### Aim of the exercise
Search the entries below. Return every line that has "this" in it.
··· Stored data ···
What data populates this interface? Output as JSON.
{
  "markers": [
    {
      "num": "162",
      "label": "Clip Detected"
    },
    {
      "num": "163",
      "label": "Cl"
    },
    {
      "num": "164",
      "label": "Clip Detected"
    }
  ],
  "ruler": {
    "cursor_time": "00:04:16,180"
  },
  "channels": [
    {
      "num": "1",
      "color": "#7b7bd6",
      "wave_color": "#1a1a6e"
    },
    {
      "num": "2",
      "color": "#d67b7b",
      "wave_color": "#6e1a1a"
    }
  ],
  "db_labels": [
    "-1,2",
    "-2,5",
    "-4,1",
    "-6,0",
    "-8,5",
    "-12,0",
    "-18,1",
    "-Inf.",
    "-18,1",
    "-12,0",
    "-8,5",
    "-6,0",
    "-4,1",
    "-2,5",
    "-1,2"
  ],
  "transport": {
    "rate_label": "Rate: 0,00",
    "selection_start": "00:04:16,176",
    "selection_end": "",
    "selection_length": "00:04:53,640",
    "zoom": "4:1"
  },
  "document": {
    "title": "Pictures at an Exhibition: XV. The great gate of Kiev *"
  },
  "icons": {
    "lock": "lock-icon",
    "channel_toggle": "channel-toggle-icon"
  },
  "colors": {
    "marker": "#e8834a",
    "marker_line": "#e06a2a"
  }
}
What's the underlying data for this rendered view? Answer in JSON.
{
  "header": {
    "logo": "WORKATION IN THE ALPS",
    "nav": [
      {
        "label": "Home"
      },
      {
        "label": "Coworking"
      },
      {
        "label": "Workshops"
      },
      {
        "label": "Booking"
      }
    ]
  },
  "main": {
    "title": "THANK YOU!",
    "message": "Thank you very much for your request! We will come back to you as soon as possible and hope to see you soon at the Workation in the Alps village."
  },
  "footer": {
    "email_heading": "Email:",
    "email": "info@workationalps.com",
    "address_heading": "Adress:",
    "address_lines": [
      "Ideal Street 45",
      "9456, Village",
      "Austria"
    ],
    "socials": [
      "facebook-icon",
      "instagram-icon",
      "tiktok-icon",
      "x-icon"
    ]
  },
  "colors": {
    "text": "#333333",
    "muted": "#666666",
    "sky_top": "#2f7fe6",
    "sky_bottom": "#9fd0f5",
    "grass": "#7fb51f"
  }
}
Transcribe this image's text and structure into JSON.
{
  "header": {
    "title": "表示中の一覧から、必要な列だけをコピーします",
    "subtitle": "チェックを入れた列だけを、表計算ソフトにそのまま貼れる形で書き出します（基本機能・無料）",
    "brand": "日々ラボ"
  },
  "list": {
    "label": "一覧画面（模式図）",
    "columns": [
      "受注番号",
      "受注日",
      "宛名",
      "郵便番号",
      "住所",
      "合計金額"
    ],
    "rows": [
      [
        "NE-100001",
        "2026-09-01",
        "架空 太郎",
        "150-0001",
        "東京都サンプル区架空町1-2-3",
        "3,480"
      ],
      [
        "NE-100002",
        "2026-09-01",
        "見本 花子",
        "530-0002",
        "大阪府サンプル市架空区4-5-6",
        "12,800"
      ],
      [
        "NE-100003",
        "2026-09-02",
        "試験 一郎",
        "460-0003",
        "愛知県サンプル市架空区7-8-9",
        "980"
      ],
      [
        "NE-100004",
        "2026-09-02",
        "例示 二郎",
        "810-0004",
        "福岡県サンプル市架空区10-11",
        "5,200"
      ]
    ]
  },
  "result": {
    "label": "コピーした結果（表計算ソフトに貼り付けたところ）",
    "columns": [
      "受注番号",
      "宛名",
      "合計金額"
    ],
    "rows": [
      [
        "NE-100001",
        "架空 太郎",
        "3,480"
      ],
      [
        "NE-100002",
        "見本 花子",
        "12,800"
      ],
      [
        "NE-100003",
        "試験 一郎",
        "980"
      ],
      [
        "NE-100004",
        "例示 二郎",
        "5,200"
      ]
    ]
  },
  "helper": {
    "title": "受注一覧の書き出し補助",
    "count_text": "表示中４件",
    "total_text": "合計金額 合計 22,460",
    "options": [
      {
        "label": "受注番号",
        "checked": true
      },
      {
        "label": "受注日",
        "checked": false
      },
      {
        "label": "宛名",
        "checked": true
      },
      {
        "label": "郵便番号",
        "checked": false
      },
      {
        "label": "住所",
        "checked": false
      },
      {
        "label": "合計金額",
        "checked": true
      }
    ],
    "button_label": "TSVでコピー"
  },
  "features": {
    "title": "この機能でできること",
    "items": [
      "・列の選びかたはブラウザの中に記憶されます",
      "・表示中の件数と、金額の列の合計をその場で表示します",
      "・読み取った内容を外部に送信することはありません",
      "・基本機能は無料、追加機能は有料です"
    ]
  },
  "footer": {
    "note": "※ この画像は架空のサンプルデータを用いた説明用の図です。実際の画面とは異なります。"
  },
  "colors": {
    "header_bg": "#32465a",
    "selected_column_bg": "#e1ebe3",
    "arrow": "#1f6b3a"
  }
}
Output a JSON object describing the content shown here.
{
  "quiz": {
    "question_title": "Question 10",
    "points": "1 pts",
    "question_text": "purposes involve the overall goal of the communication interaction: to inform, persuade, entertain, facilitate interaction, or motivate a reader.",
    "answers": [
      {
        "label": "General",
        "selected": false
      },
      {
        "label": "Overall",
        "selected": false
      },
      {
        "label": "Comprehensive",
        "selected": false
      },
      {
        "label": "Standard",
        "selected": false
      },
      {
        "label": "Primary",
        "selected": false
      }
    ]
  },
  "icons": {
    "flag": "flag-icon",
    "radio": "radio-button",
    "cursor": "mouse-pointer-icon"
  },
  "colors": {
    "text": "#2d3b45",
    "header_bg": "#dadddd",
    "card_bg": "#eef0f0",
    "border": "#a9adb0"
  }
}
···
### Written solution
What data populates this interface? Output as JSON.
What's the underlying data for this rendered view? Answer in JSON.
Transcribe this image's text and structure into JSON.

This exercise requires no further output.